Little kids can be especially prone to separation anxiety at bedtime – alone in a dark room by themselves all night long. You can help by reminding them you’ll see them in the morning and offering a rundown on what will happen the next day to give them some certainty and security.
As kids grow, their bedtime fears grow right along with them. Kids who understand more about the world and have richer imaginations may develop fears of ghosts or monsters – the same way they believe in the Tooth Fairy. To figure out what’s spooking them, lie in their bed at night to look for ominous shadows or listen for scary sounds. A noise machine or nightlight may help.
Older kids often develop real-world anxieties just like adults, stressing about tests or bullies at school.
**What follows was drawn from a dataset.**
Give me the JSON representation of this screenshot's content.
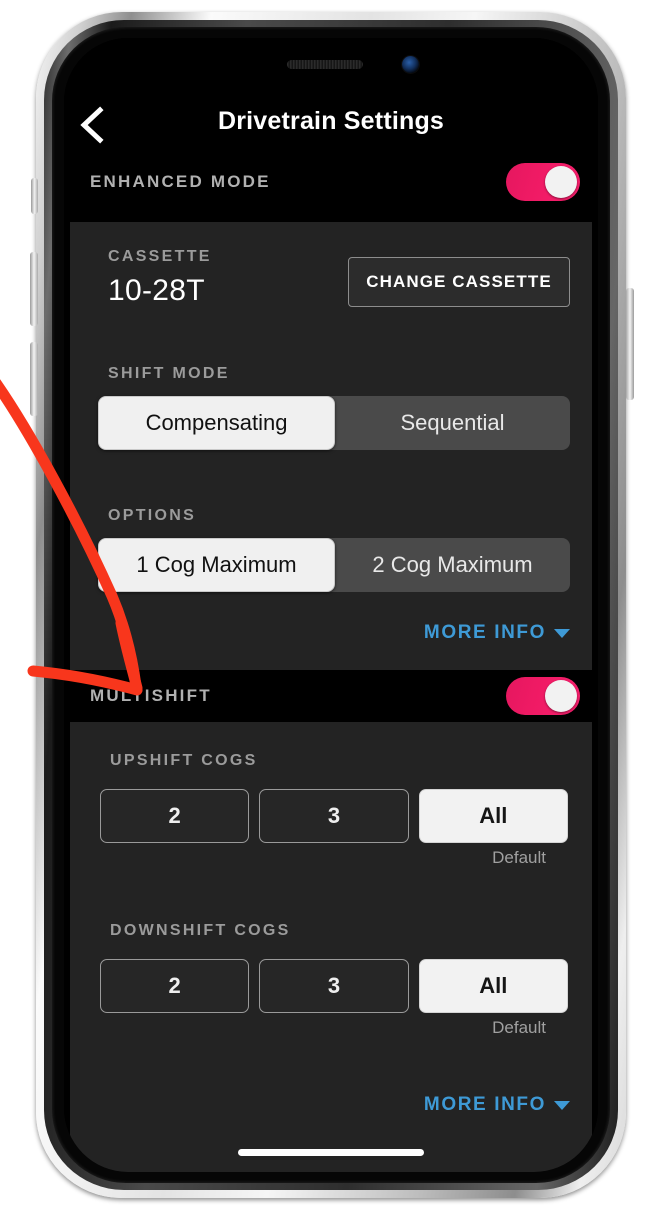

Not being able to turn off their brains can keep them tossing and turning, but a consistent bedtime routine can help. As they wind down for sleep, include time for them to share their worries with you. It can clear their mind and help them feel calm enough to sleep.
Helping kids handle anxiety
While it’s normal for parents to shield their kids from their own worries and concerns, talking about your anxiety can help your kid learn to deal with their own. As psychologist Dr. Neha Navsaria explains, “For a parent, there's that fear that if I talk about anxiety, my child's going to pick up on that. So, nobody talks about worries – but then a child doesn't know how to manage those worries because nobody in the family is talking about it.”
Instead, she suggests talking through stressful situations with your kids in appropriate ways. “I encourage parents to explain anxiety to their kids and narrate their own process.” She says it could be as simple as sharing your concern about a schedule change – and then explaining how you handle it. “I'm worried because they canceled your practice, but they haven't told us when it's going to be, and I have to plan other things. I guess I'll just have to wait. If they don't email me by this time, then I might reach out to them.”
Dr. Navsaria says that modeling how you deal with uncertainty and handle those stressful situations teaches your child how to do the same. “A child hears that you're still thinking these things, but you're also able to go cook dinner, and you're not letting these worries distract you for the rest of the day.”
Whether sleeplessness is contributing to your child’s anxiety or anxiety is contributing to your child’s sleeplessness, Dr. Tovah Klein says that setting boundaries can help your kid feel safe and create long-term benefits. “All children really need some limits,” she encourages.
That means when bedtime rolls around, sticking with your routine is your best bet – even if your child begs for one more book or asks you to stay by their bed a little longer. Kids can get confused when the boundaries aren’t consistent, and when they don’t know what to expect, they may start to feel more anxious. Following your normal routine can reduce that stress, which may make it easier for your child to settle down and settle off to dreamland.
Want to learn more about “Anxiety 101?” Start your path to a solid parenting foundation in just 10 minutes a day. Check out the HelloJoey app.